FA introduces yellow and red cards for managers in EFL and cups
Last Updated: 31/07/18 7:32pm
Red and yellow cards for managers are to be introduced into the EFL, but it is not to create “drama”, says the competition’s chief executive Shaun Harvey.
The initiative, revealed at the launch of the new EFL campaign and designed by The International FA Board (IFAB), will run as a trial for the forthcoming 2018/19 season and will also extend to all cup competitions, including the FA Cup, and the National League, with the aim of improving touchline behaviour.
Referees will now be able to award managers a yellow card for dissent, with a second booking leading to a red card. A straight red card may also be awarded in cases of serious abuse towards match officials or rival coaches and players.
Examples of behaviour which could lead to sanction:
- Foul or abusive language to match officials or an opponent
- Sarcastic clapping
- Kicking water bottles/other equipment
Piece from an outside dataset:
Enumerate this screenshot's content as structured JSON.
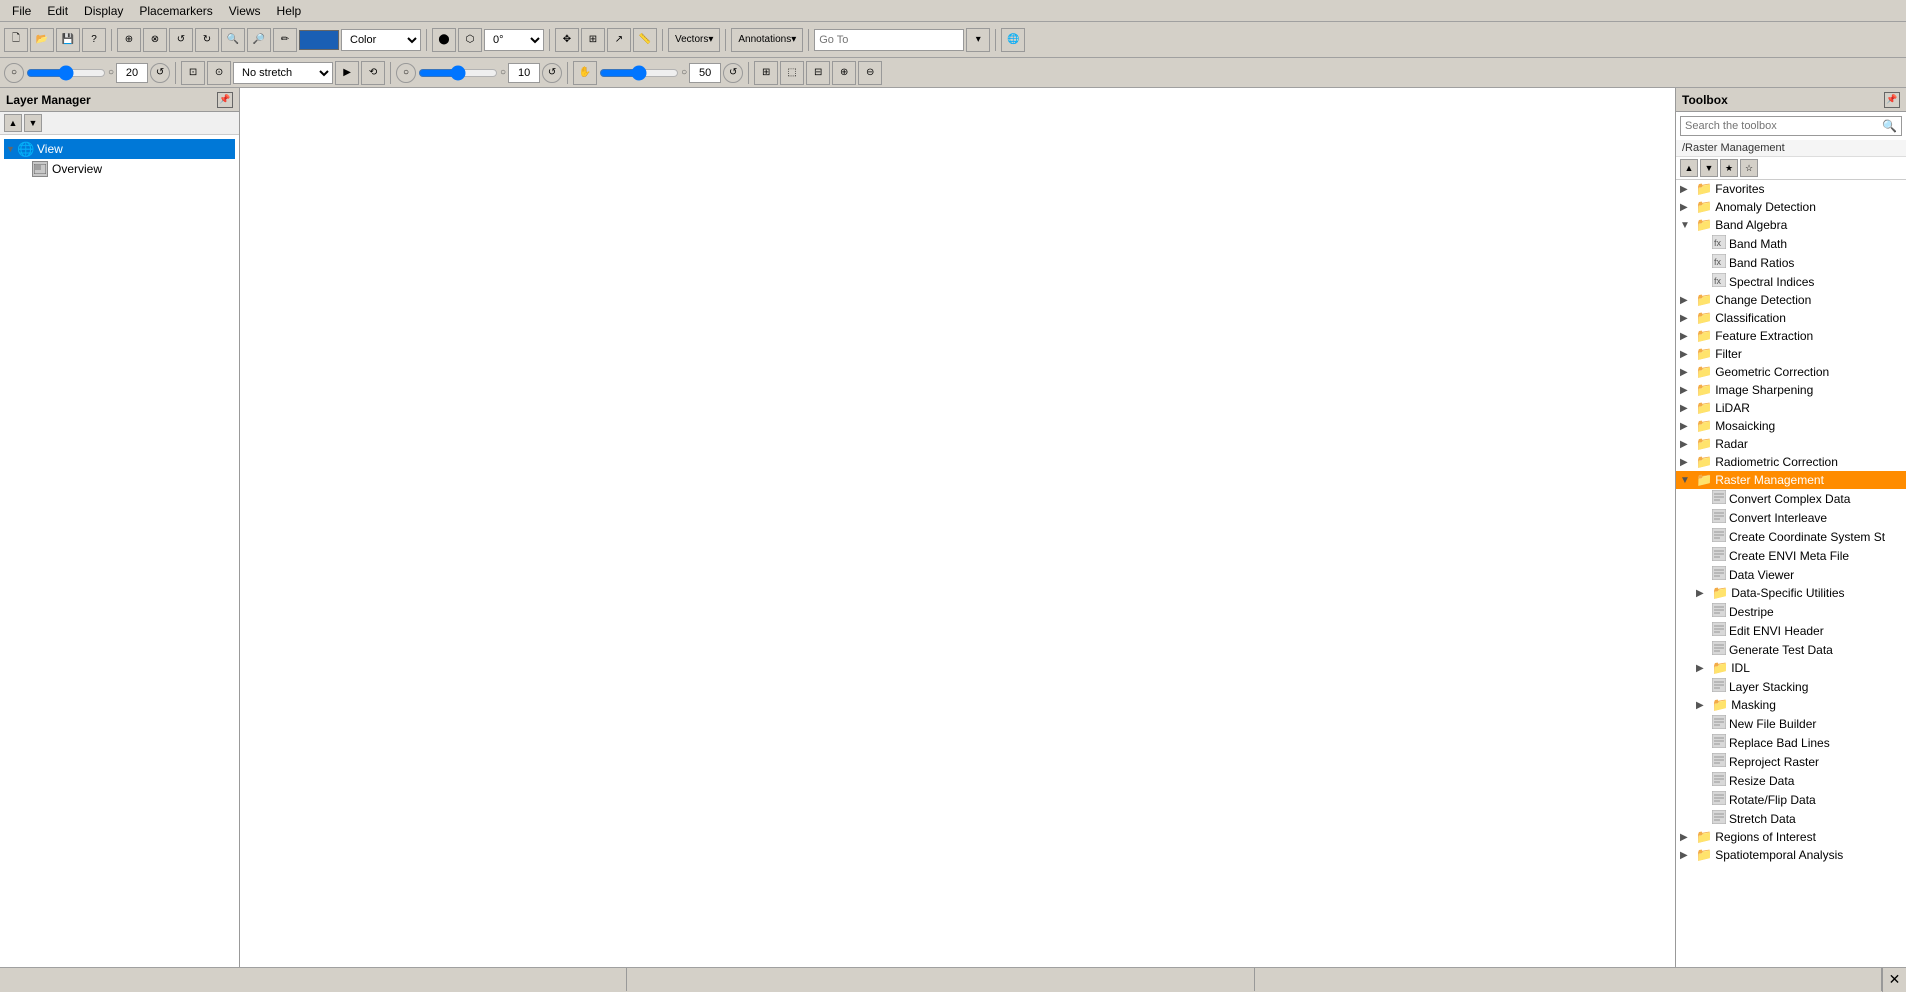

- Entering opponents technical area
- Conflict with supporters
If a manager collects four yellow cards, they would receive a one-match ban, eight would result in a two-match ban, 12 a three-match ban and 16 would result in them facing a FA disciplinary panel.
The Premier League will not run the initiative and misbehaving managers will instead be given verbal warnings.
This isn't about creating drama - this is about creating clarity, so everybody inside the stadium knows what is happening.
Shaun Harvey, EFL chief executive
"For a long time now match officials and referees in particular have obviously been in charge of conduct of the benches and indeed remain in charge," Harvey told Sky Sports News.
"What you might see though in the EFL games this season is rather than that word going on and the referee turning to go to the business end of what's going on the pitch, if he believes the conduct of the bench, usually led by the manager, is such [that merits a booking] then he will show a yellow card to the manager.
"Ultimately if the managers and the behaviour of the bench doesn't change then there could be a second yellow and the manager will be taking a trip to the stands.
"Of course, as you do see from time to time, managers get sent to the stands anyway but that will be a lot clearer this time as a red card will be shown.
"This isn't about creating drama - this is about creating clarity, so everybody inside the stadium knows what is happening. You will be seeing it in the EFL as a first and it will be an interesting experience to see how it works."
Harvey also explained how management teams will not be able to compile several bookings between themselves without being sent off.
"It is one yellow card for the bench, one red card for the bench and then the manager goes so ultimately the manager is responsible for the non-playing members of the squad that are sat on the bench," he added.
"The tag-team approach that has been made famous up and down the country by some management teams will not go any further forward this time."